LONDON, Feb 16 (Reuters) - Britain voiced concern on Monday at the imminent trial in Iran of seven members of the Baha'i faith who are accused of spying for Israel and could face the death penalty.
"I am very concerned at news that seven leading members of the Iranian Baha'i community ... have been charged with spying for Israel, 'insulting religious sanctities' and 'propaganda against the Islamic Republic'," Foreign Office Minister Bill Rammell said in a statement.
"It is hard not to conclude that these people are being held solely on account of their religious beliefs or their peaceful exercise of their right to freedom of expression and association."
Baha'is believe in the spiritual unity of all mankind and regard their faith's 19th-century founder as the latest in a line of prophets including Abraham, Moses, Buddha, Jesus and Mohammad.
Iran's Shi'ite religious establishment considers the religion an heretical offshoot of Islam.
Rammell said the seven, who were detained in March or May 2008, had to wait more than eight months to be told of the charges against them.
They had not been given access to their lawyer and their lawyer has not been given access to their case files, he said.
Noting the European Union had called several times for the immediate release of the seven, he said the Iranian government must at the very least ensure that their trial was fair, transparent and open to independent observers.
Rammell said there had been a serious deterioration in Iran's human rights environment in the past few years, including a worsening crackdown on human rights defenders and a sharp increase in the use of the death penalty.
Iranian authorities have in the past accused the detained Baha'is of acting against Iran's national security and have denied the arrests were linked to their faith.
The Baha'i faith originated in Iran 150 years ago and Baha'is say the faith has 5 million adherents worldwide, including 300,000 or more in Iran.
The United States, Britain and other powers are locked in a dispute with Iran over its nuclear programme.

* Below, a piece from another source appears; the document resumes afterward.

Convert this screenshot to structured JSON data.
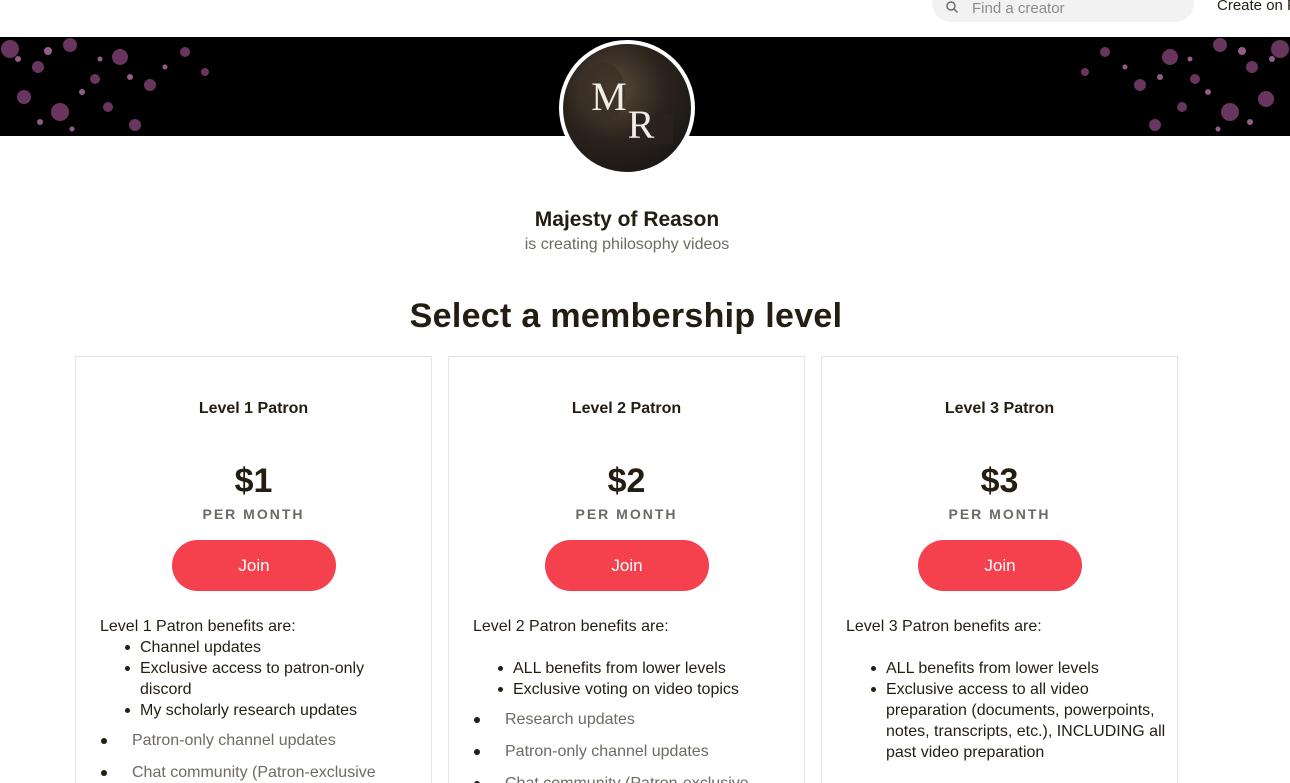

The powers suspect Tehran of seeking to produce a nuclear bomb, whereas Iran says it just wants civil nuclear energy.
New U.S. President Barack Obama's offer of direct talks with Tehran has raised hopes of an improvement in their relations. (Reporting by Adrian Croft; Editing by Sophie Hares)